January may be coming to a close, but the flood of predictions, forecasts, and prognostications for the year ahead hasn’t abated. Among the dross however is the annual list of predictions from GP Bullhound (pdf), a boutique investment bank that specializes in tech companies. The bank is worth listening to: As a dealmaker straddling start-ups and large firms, its sees trends as they’re happening. And its record of predictions from 2014 is more hit than miss.
Quartz picked the ones that will have an impact on consumers, and not just within the industry:
Services like Uber and Airbnb will proliferate this year. The argument is slightly different from the usual ones about under-utilized resources, or the efficiency of marketplaces. Instead GP Bullhound focuses on the fact that such companies “sell trust in the branded entity rather than the component parts.” One example is ThredUp, a second-hand clothing and accessories marketplace where the “primary focus is on customer satisfaction, not daily sales.” Similarly, real estate agents at Redfin, a tech-powered brokerage firm, “earn salaries and bonuses based on customer satisfaction, not commissions.”

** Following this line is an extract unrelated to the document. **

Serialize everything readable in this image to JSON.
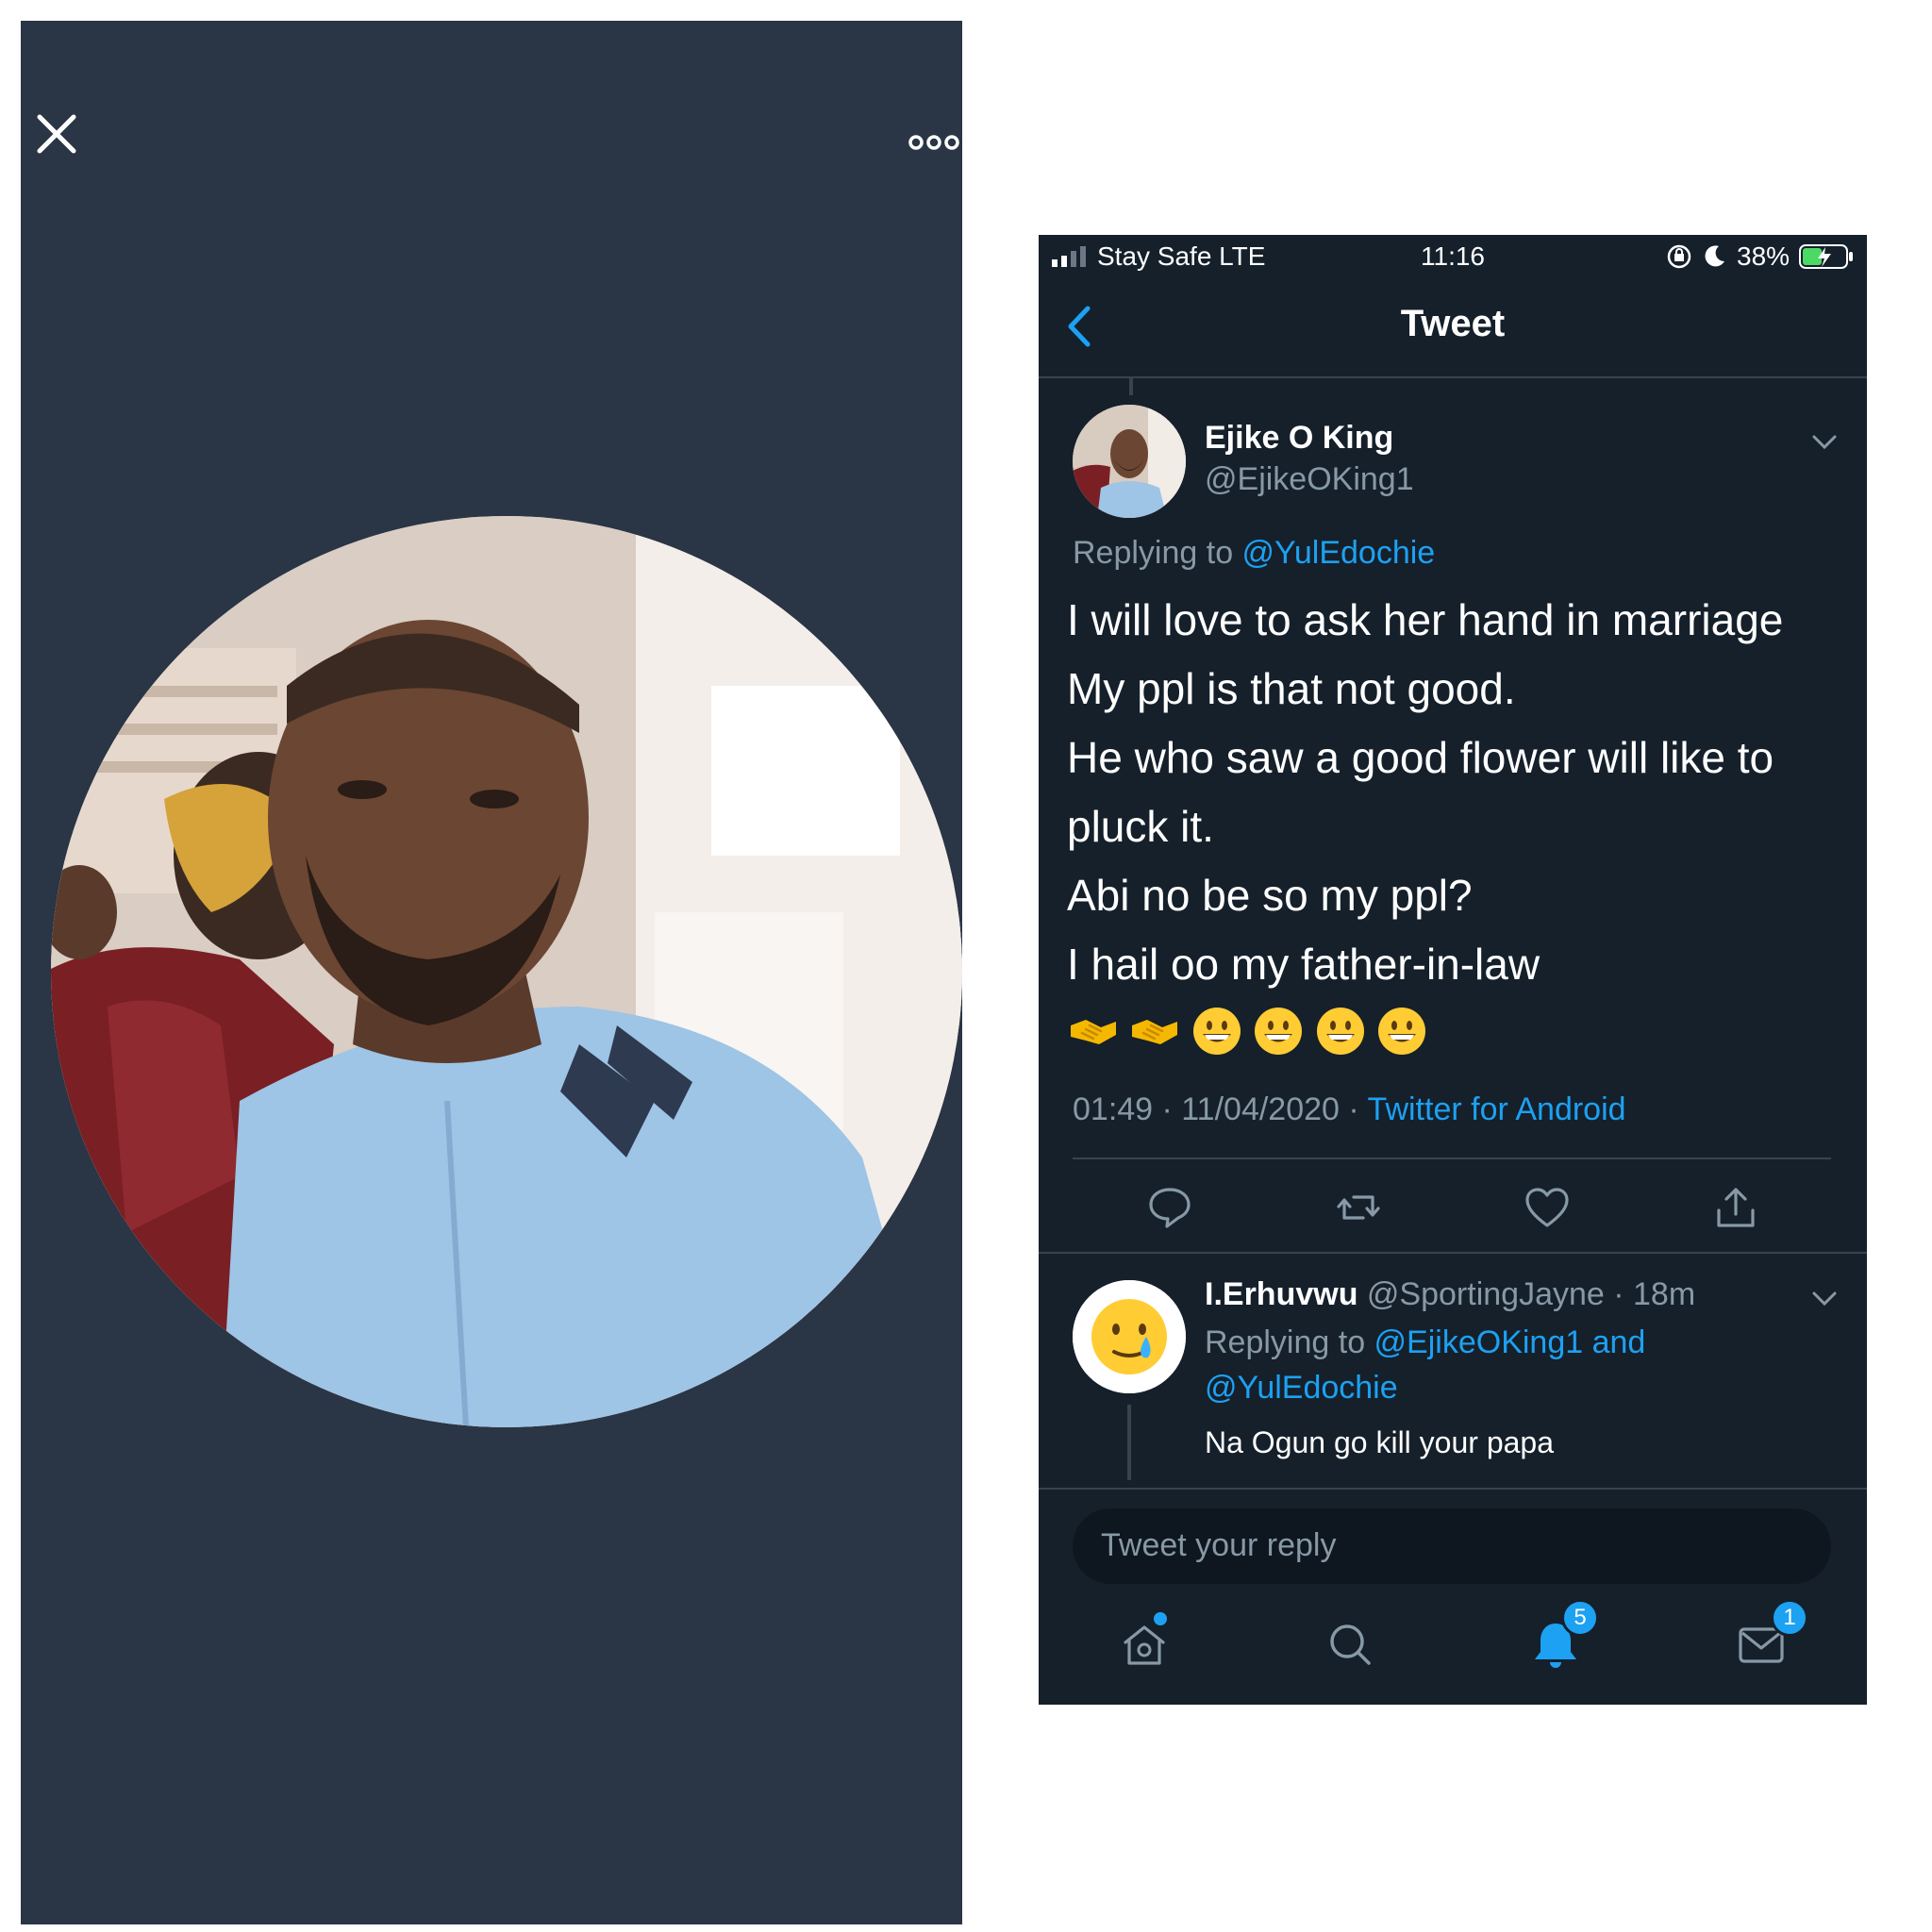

Wearable devices such as Fitbit and Jawbone are great at tracking real-world activity and turning that into data, but they “required too much hand-holding from consumers to make them ‘intelligent.'” New devices will be ”context-aware applications that automatically collect data
from multiple sources, learn, make recommendations, and, in some instances, take action without requiring input from users.”
Lots of bold predictions here: The use of cash and plastic will decline; Apple Pay will launch in Europe; sellers of point-of-sale hardware will do battle; a major payment giant (Visa, AmEx, MasterCard) will buy up a challenger; social networks will integrate ‘buy’ buttons widely; a major global bank will start accepting cryptocurrency transfers and payments.
“Good story-telling and better editorial styles” are returning, thanks to a spate of new publications that have captured the imagination of younger readers accustomed to finding content through social and mobile. Distribution has changed too, with publishers and amateurs alike publishing directly on platforms like Instagram, YouTube, Medium, Vine, and others. These ongoing trends lead GP Bullhound to “expect a surge of global interest in the creation and acquisition of new media brands in 2015.”
Free-to-play games such as Candy Crush Soda Saga from King and Clash of Clans from Supercell already hold millions in thrall. In 2015, they will improve their ability to hold on to, and make money from, their players. They and other games publishers will expand to new genres and markets, while makers of console games will increasingly start to publish on mobile. Good luck getting anything done.